DATA SECTION:
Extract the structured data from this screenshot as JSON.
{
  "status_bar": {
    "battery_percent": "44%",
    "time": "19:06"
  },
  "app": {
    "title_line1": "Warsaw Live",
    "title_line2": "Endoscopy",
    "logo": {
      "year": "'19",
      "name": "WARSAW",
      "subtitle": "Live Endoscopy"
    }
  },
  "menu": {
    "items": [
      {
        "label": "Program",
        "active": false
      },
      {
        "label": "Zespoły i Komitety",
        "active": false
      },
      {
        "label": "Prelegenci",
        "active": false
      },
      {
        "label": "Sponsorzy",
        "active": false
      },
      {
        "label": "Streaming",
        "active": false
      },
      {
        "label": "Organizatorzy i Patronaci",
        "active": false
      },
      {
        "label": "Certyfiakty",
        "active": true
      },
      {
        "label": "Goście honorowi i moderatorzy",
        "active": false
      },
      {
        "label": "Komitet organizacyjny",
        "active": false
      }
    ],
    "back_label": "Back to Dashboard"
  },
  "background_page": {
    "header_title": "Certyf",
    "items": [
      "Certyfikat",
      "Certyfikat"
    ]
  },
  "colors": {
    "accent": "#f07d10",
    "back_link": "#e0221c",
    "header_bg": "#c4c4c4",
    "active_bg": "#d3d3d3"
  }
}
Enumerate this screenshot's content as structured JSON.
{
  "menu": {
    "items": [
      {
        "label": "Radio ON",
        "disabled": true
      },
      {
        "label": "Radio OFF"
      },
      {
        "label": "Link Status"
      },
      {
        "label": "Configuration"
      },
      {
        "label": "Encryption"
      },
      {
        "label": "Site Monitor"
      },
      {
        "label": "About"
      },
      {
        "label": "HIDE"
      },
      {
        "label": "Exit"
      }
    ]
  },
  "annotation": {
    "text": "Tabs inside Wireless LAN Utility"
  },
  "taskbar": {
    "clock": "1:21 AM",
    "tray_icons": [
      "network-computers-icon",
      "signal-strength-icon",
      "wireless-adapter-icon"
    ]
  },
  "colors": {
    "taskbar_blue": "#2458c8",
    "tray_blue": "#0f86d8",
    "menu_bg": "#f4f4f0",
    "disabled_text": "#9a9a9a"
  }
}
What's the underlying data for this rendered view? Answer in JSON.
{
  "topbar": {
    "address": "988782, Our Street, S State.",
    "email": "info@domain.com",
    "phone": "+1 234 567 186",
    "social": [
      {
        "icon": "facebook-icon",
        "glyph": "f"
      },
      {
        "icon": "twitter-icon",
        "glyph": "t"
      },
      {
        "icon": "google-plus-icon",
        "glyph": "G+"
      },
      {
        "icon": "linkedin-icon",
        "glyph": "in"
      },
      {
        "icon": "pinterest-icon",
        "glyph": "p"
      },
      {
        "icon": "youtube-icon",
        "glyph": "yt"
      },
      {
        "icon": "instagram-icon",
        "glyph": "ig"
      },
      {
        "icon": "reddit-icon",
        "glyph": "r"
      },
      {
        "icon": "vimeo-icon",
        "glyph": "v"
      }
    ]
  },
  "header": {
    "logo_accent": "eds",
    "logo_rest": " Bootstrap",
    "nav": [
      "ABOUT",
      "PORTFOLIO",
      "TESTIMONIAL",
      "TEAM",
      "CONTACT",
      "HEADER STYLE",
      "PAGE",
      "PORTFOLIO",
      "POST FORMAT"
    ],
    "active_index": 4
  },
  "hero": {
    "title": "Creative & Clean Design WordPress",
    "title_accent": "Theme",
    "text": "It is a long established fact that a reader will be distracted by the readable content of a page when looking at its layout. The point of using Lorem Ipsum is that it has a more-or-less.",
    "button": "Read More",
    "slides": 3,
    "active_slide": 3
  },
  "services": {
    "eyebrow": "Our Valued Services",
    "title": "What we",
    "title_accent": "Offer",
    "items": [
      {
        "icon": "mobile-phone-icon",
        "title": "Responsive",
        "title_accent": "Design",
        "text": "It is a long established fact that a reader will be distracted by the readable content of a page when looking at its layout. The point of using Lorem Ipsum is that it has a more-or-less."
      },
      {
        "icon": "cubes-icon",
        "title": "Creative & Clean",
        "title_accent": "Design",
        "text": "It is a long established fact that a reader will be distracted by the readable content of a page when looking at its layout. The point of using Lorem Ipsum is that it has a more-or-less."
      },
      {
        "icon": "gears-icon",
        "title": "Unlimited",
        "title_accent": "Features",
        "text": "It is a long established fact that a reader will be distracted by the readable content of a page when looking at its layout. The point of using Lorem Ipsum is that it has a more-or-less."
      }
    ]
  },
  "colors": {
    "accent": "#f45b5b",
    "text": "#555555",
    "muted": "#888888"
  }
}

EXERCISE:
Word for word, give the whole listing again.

RESPONSE:
Extract the structured data from this screenshot as JSON.
{
  "status_bar": {
    "battery_percent": "44%",
    "time": "19:06"
  },
  "app": {
    "title_line1": "Warsaw Live",
    "title_line2": "Endoscopy",
    "logo": {
      "year": "'19",
      "name": "WARSAW",
      "subtitle": "Live Endoscopy"
    }
  },
  "menu": {
    "items": [
      {
        "label": "Program",
        "active": false
      },
      {
        "label": "Zespoły i Komitety",
        "active": false
      },
      {
        "label": "Prelegenci",
        "active": false
      },
      {
        "label": "Sponsorzy",
        "active": false
      },
      {
        "label": "Streaming",
        "active": false
      },
      {
        "label": "Organizatorzy i Patronaci",
        "active": false
      },
      {
        "label": "Certyfiakty",
        "active": true
      },
      {
        "label": "Goście honorowi i moderatorzy",
        "active": false
      },
      {
        "label": "Komitet organizacyjny",
        "active": false
      }
    ],
    "back_label": "Back to Dashboard"
  },
  "background_page": {
    "header_title": "Certyf",
    "items": [
      "Certyfikat",
      "Certyfikat"
    ]
  },
  "colors": {
    "accent": "#f07d10",
    "back_link": "#e0221c",
    "header_bg": "#c4c4c4",
    "active_bg": "#d3d3d3"
  }
}
Enumerate this screenshot's content as structured JSON.
{
  "menu": {
    "items": [
      {
        "label": "Radio ON",
        "disabled": true
      },
      {
        "label": "Radio OFF"
      },
      {
        "label": "Link Status"
      },
      {
        "label": "Configuration"
      },
      {
        "label": "Encryption"
      },
      {
        "label": "Site Monitor"
      },
      {
        "label": "About"
      },
      {
        "label": "HIDE"
      },
      {
        "label": "Exit"
      }
    ]
  },
  "annotation": {
    "text": "Tabs inside Wireless LAN Utility"
  },
  "taskbar": {
    "clock": "1:21 AM",
    "tray_icons": [
      "network-computers-icon",
      "signal-strength-icon",
      "wireless-adapter-icon"
    ]
  },
  "colors": {
    "taskbar_blue": "#2458c8",
    "tray_blue": "#0f86d8",
    "menu_bg": "#f4f4f0",
    "disabled_text": "#9a9a9a"
  }
}
What's the underlying data for this rendered view? Answer in JSON.
{
  "topbar": {
    "address": "988782, Our Street, S State.",
    "email": "info@domain.com",
    "phone": "+1 234 567 186",
    "social": [
      {
        "icon": "facebook-icon",
        "glyph": "f"
      },
      {
        "icon": "twitter-icon",
        "glyph": "t"
      },
      {
        "icon": "google-plus-icon",
        "glyph": "G+"
      },
      {
        "icon": "linkedin-icon",
        "glyph": "in"
      },
      {
        "icon": "pinterest-icon",
        "glyph": "p"
      },
      {
        "icon": "youtube-icon",
        "glyph": "yt"
      },
      {
        "icon": "instagram-icon",
        "glyph": "ig"
      },
      {
        "icon": "reddit-icon",
        "glyph": "r"
      },
      {
        "icon": "vimeo-icon",
        "glyph": "v"
      }
    ]
  },
  "header": {
    "logo_accent": "eds",
    "logo_rest": " Bootstrap",
    "nav": [
      "ABOUT",
      "PORTFOLIO",
      "TESTIMONIAL",
      "TEAM",
      "CONTACT",
      "HEADER STYLE",
      "PAGE",
      "PORTFOLIO",
      "POST FORMAT"
    ],
    "active_index": 4
  },
  "hero": {
    "title": "Creative & Clean Design WordPress",
    "title_accent": "Theme",
    "text": "It is a long established fact that a reader will be distracted by the readable content of a page when looking at its layout. The point of using Lorem Ipsum is that it has a more-or-less.",
    "button": "Read More",
    "slides": 3,
    "active_slide": 3
  },
  "services": {
    "eyebrow": "Our Valued Services",
    "title": "What we",
    "title_accent": "Offer",
    "items": [
      {
        "icon": "mobile-phone-icon",
        "title": "Responsive",
        "title_accent": "Design",
        "text": "It is a long established fact that a reader will be distracted by the readable content of a page when looking at its layout. The point of using Lorem Ipsum is that it has a more-or-less."
      },
      {
        "icon": "cubes-icon",
        "title": "Creative & Clean",
        "title_accent": "Design",
        "text": "It is a long established fact that a reader will be distracted by the readable content of a page when looking at its layout. The point of using Lorem Ipsum is that it has a more-or-less."
      },
      {
        "icon": "gears-icon",
        "title": "Unlimited",
        "title_accent": "Features",
        "text": "It is a long established fact that a reader will be distracted by the readable content of a page when looking at its layout. The point of using Lorem Ipsum is that it has a more-or-less."
      }
    ]
  },
  "colors": {
    "accent": "#f45b5b",
    "text": "#555555",
    "muted": "#888888"
  }
}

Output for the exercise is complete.